These days almost everybody who has anything to do with the IT world is talking about virtualization.
What exactly do they mean? Most likely they are thinking about the technology that allows multiple applications to run on the same physical server or to be ported around as virtual but still usable, software images. This is quite understandable considering the many benefits associated with an application deployment model that has revolutionized the way data centres are designed and operated.
In the meantime the scope of virtualization, as IT deployment paradigm, has expanded significantly. The latest implementations provide for the virtualization of all enterprise network infrastructure elements and not just the applications in the data centre. That approach includes routers, switches, WAN connectivity, management utilities, LAN structures and more. Welcome to the world of network virtualization!
In its essence, network virtualization is not an entirely new concept. High availability arrangements have always provided for the flexibility of dynamic use of alternate resources. Except that, in most of those cases, one set of resources (links, routers, etc.) is idle, waiting for the rare failure of the active set in order to kick in. This may be effective, but is highly inefficient. Network virtualization addresses this problem by abstracting all the available resources and placing them under the control of a management and configuration plane that is able to dynamically allocate them based on demand or administrative requirements. In addition, network virtualization creates, when necessary, effective logic separation between resources that are serving the needs of different users. This is not unlike the well-known VLAN idea, except that network virtualization takes it to a more comprehensive and sophisticated level. The business benefits are expected to be huge:
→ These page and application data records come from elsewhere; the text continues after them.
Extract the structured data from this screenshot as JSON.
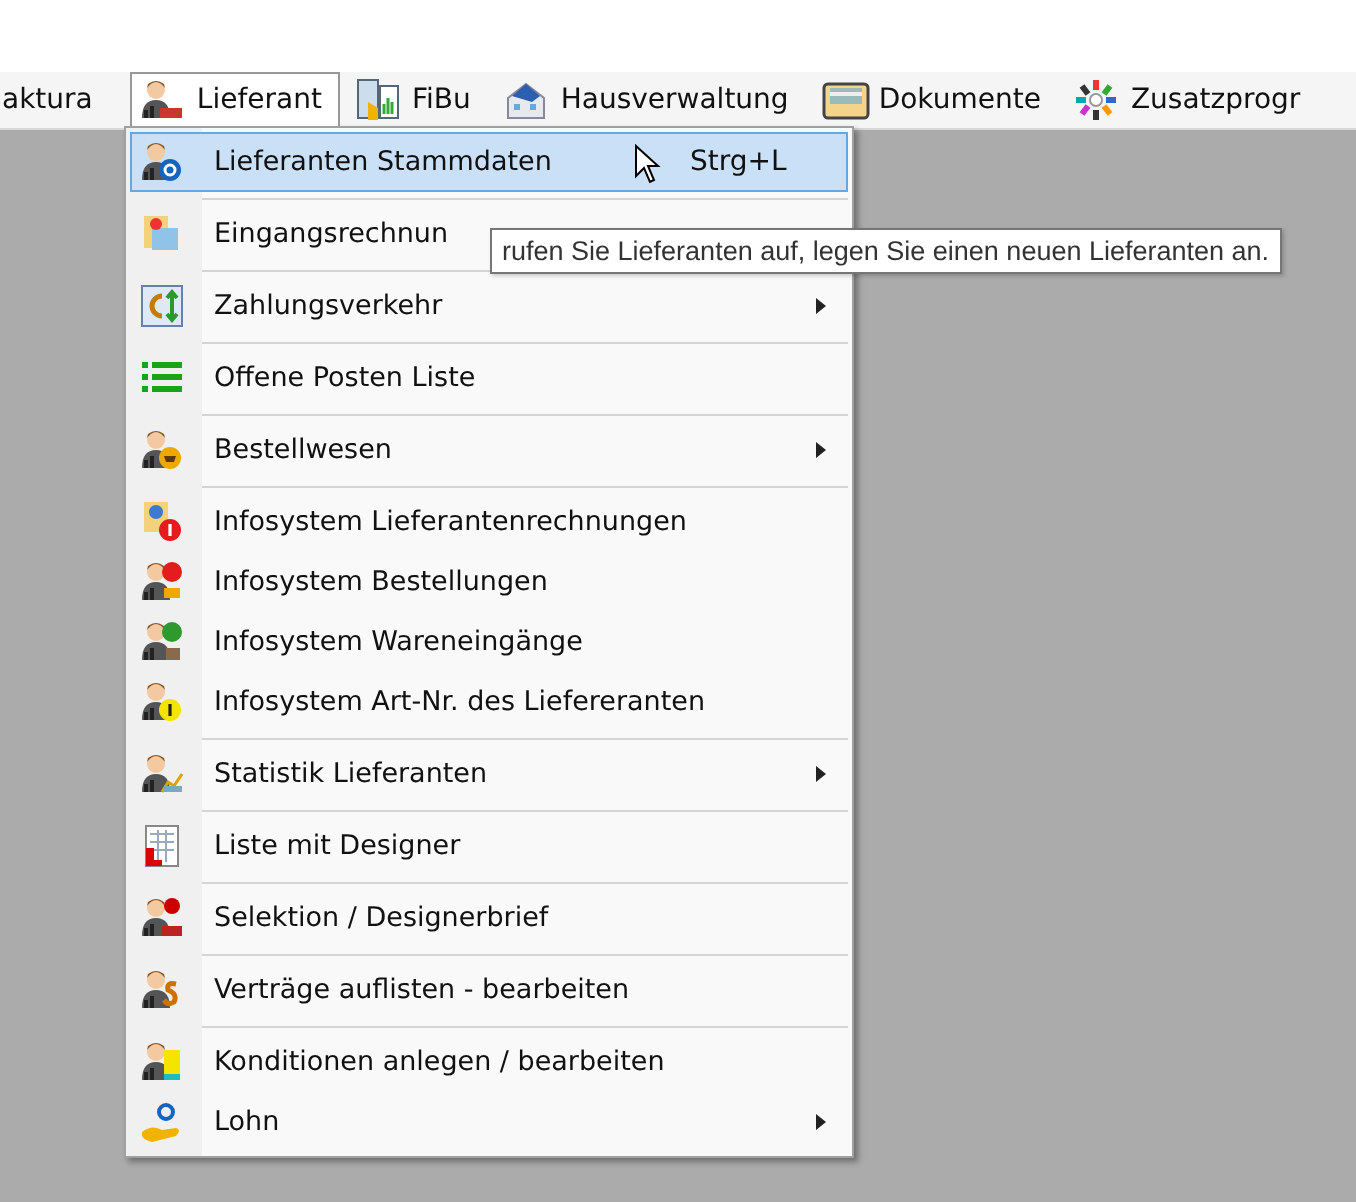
{
  "menubar": {
    "items": [
      {
        "label": "aktura",
        "selected": false
      },
      {
        "label": "Lieferant",
        "selected": true
      },
      {
        "label": "FiBu",
        "selected": false
      },
      {
        "label": "Hausverwaltung",
        "selected": false
      },
      {
        "label": "Dokumente",
        "selected": false
      },
      {
        "label": "Zusatzprogr",
        "selected": false
      }
    ]
  },
  "menu": {
    "groups": [
      [
        {
          "label": "Lieferanten Stammdaten",
          "shortcut": "Strg+L",
          "submenu": false,
          "selected": true
        }
      ],
      [
        {
          "label": "Eingangsrechnun",
          "submenu": false,
          "selected": false
        }
      ],
      [
        {
          "label": "Zahlungsverkehr",
          "submenu": true,
          "selected": false
        }
      ],
      [
        {
          "label": "Offene Posten Liste",
          "submenu": false,
          "selected": false
        }
      ],
      [
        {
          "label": "Bestellwesen",
          "submenu": true,
          "selected": false
        }
      ],
      [
        {
          "label": "Infosystem Lieferantenrechnungen",
          "submenu": false,
          "selected": false
        },
        {
          "label": "Infosystem Bestellungen",
          "submenu": false,
          "selected": false
        },
        {
          "label": "Infosystem Wareneingänge",
          "submenu": false,
          "selected": false
        },
        {
          "label": "Infosystem Art-Nr. des Liefereranten",
          "submenu": false,
          "selected": false
        }
      ],
      [
        {
          "label": "Statistik Lieferanten",
          "submenu": true,
          "selected": false
        }
      ],
      [
        {
          "label": "Liste mit Designer",
          "submenu": false,
          "selected": false
        }
      ],
      [
        {
          "label": "Selektion / Designerbrief",
          "submenu": false,
          "selected": false
        }
      ],
      [
        {
          "label": "Verträge auflisten - bearbeiten",
          "submenu": false,
          "selected": false
        }
      ],
      [
        {
          "label": "Konditionen anlegen / bearbeiten",
          "submenu": false,
          "selected": false
        },
        {
          "label": "Lohn",
          "submenu": true,
          "selected": false
        }
      ]
    ]
  },
  "tooltip": {
    "text": "rufen Sie Lieferanten auf, legen Sie einen neuen Lieferanten an."
  }
}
Cost Savings derived from less hardware, more efficient bandwidth utilization and simpler provisioning processes.
Disaster Recovery provisions that are now embedded in the architectural fabric of the network
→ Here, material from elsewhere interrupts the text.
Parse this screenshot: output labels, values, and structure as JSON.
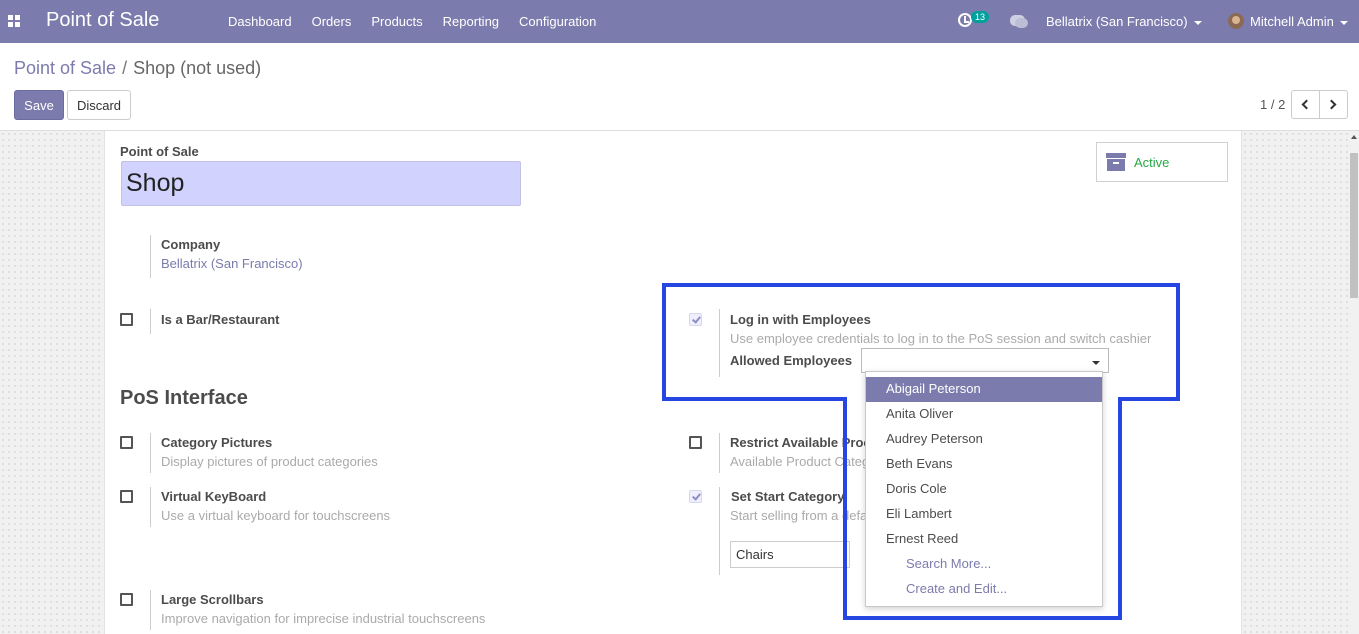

Inherent Scalability that fits perfectly with the cloud mode for delivery of services
Full dynamic control over network resources with ability to continuously reconfigure them
The enthusiasm for network virtualization can be, at times, tempered by the awareness of some real challenges: security of logical separation boundaries, performance problems due to multiple translations, demarcation and accountability in the relationship between providers and customers. Those issues are being continuously improved upon as equipment vendors and service providers evolve their existing offerings.
There is no doubt anymore; the power of virtualization is reaching beyond servers and data centres. It will come to your network sooner rather than later. It is time to make plans to take full advantage of it.
Take the next step by downloading, ‘The Converged IP Network — Your Future Productivity Depends On It,’ today.